Negash has seen a shift in attitude in Silicon Valley from how to help Africa to how to invest in Africa, evidenced in some of the big-name sponsors of this year’s symposium: SAP, VMware, Facebook, eBay, Johnson & Johnson, and EY. Some companies have gone further, such as VMware, which hosted a delegation from Ethiopia last year, and Google, which has opened an artificial intelligence lab in Accra, Ghana.
Why It Matters
A World Bank report revealed money sent by the African diaspora to their home countries in sub-Saharan Africa reached a record US$46 billion in 2018, a 15% increase from the previous year. Were remittance a single economy, it would have been the twelfth-best-performing one in Africa, just behind the Democratic Republic of the Congo and ahead of Côte d’Ivoire.
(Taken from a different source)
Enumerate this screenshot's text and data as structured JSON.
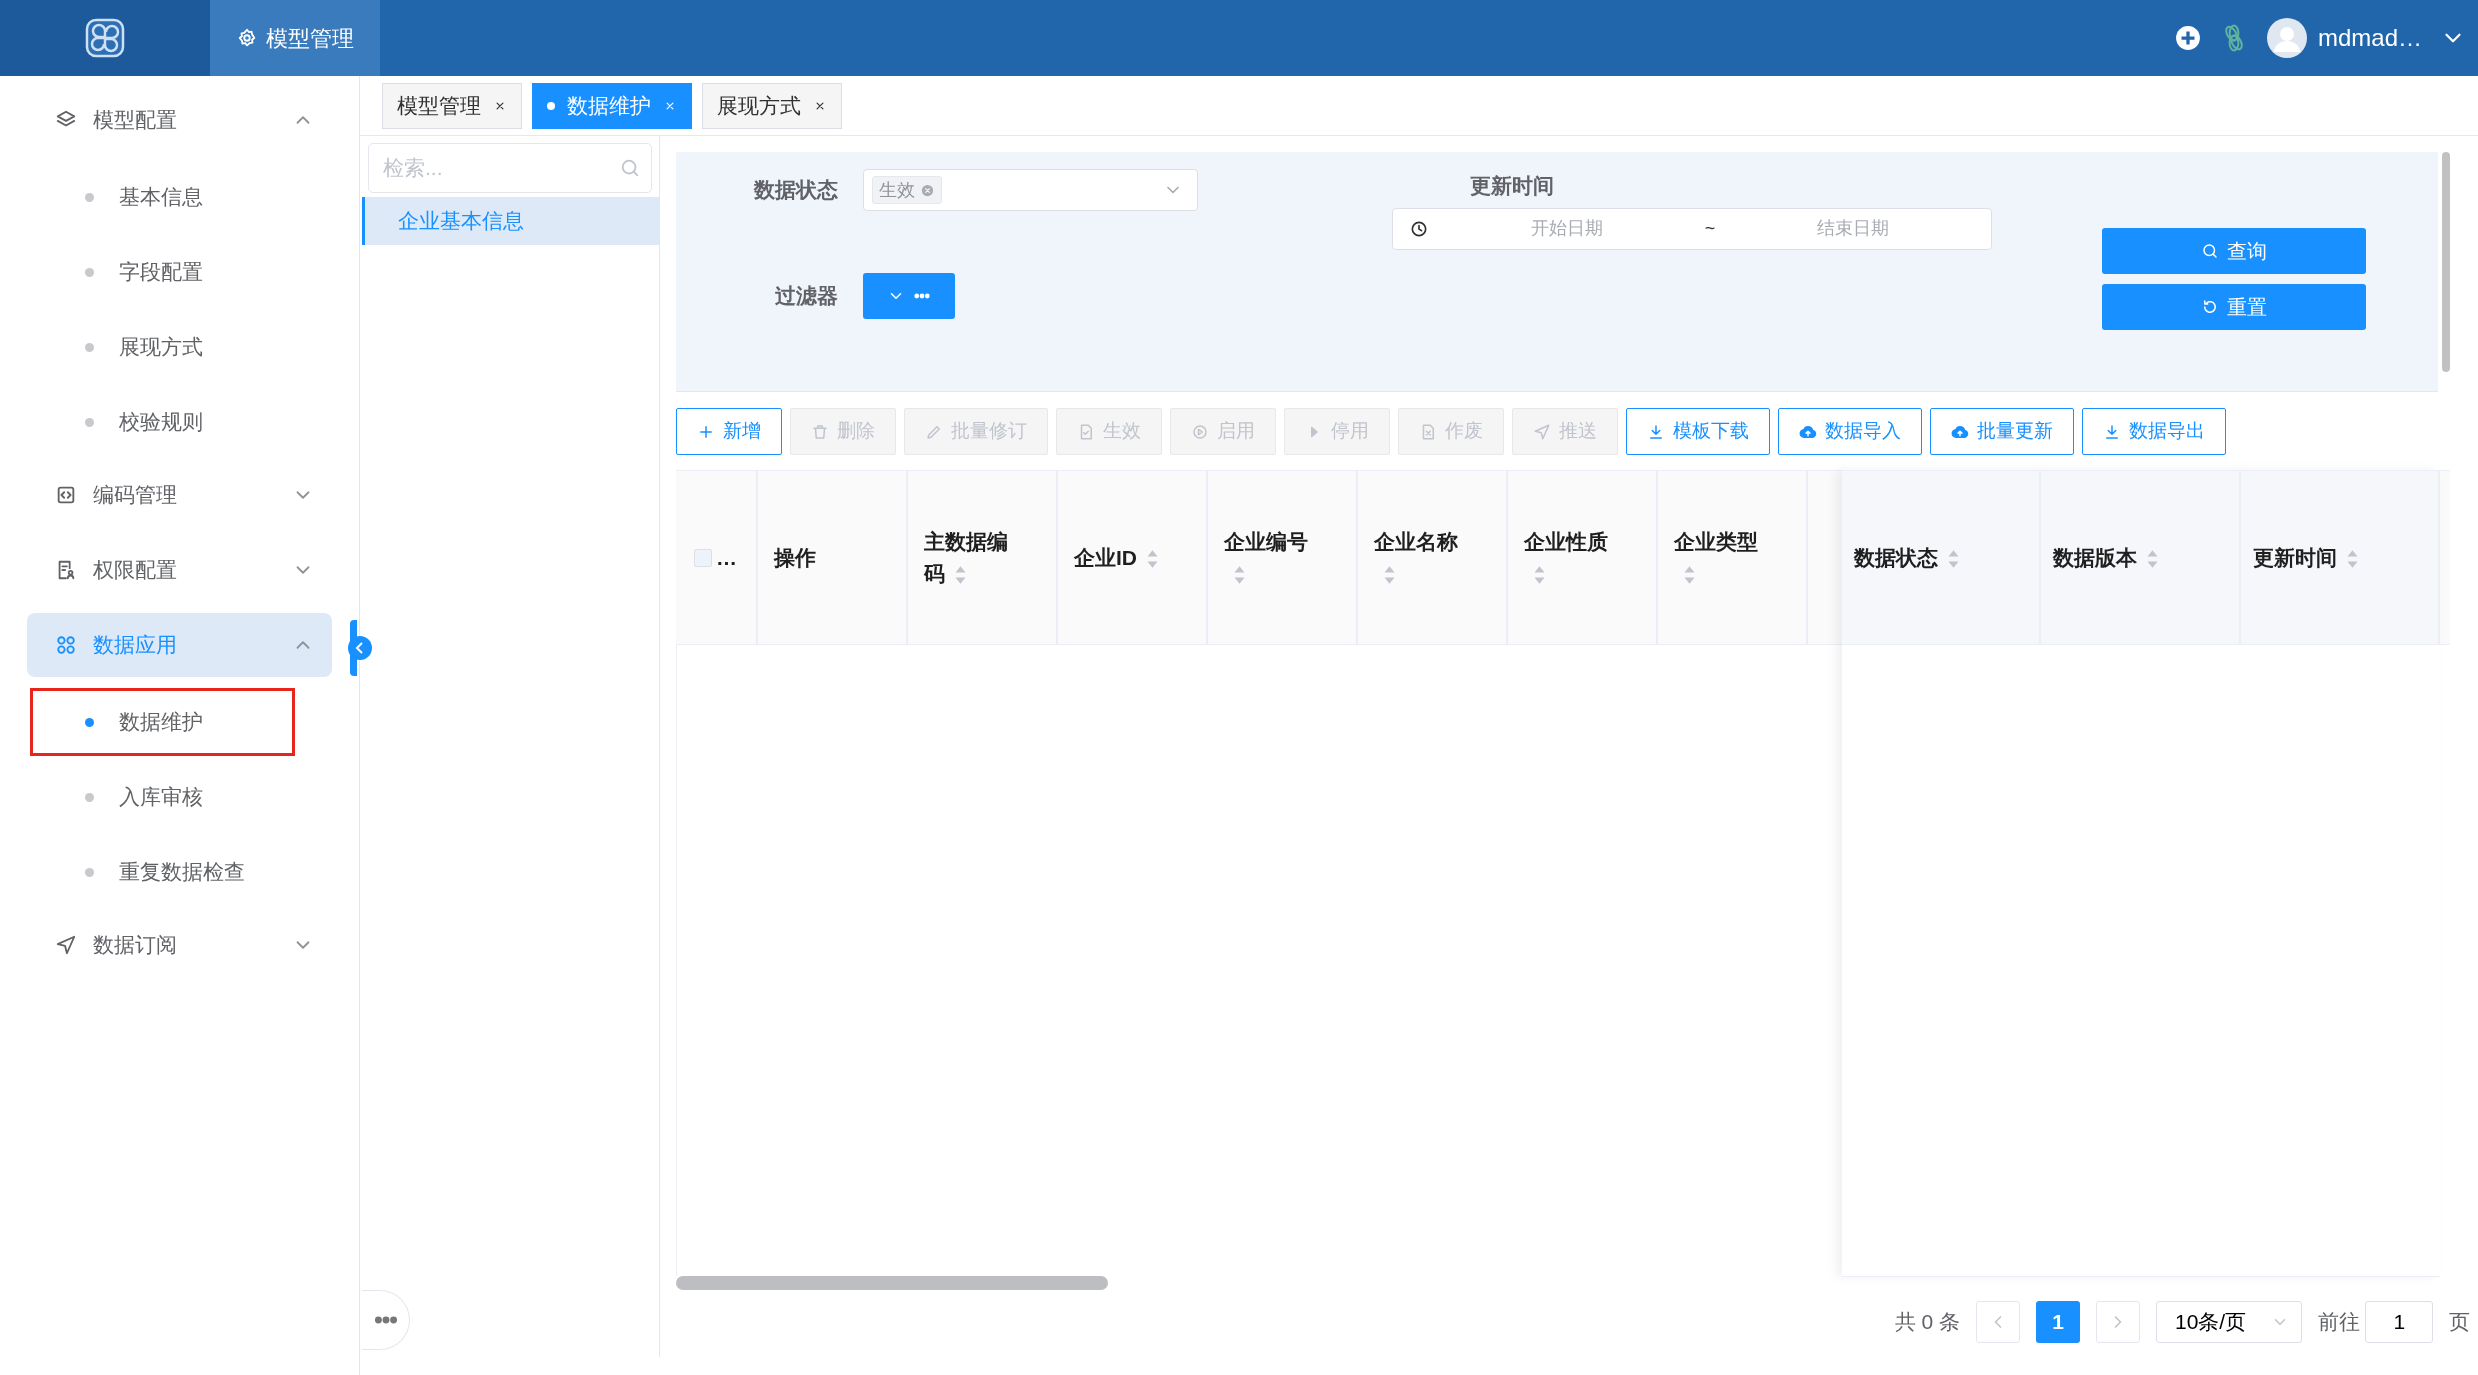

Most of this money goes straight to family members to help them buy basic necessities, care for children, or save up to eventually seek employment abroad as well. Tapping into these funds for investment purposes would be a net benefit to all involved: it would give the diaspora greater influence in how Africa develops, it would establish long-term economic benefits for family and friends living in Africa, it would ease the financial burden on national governments and multinational corporations for initial groundbreaking on large projects, and it would open up new markets as Africa’s population continues to grow over the next half-century.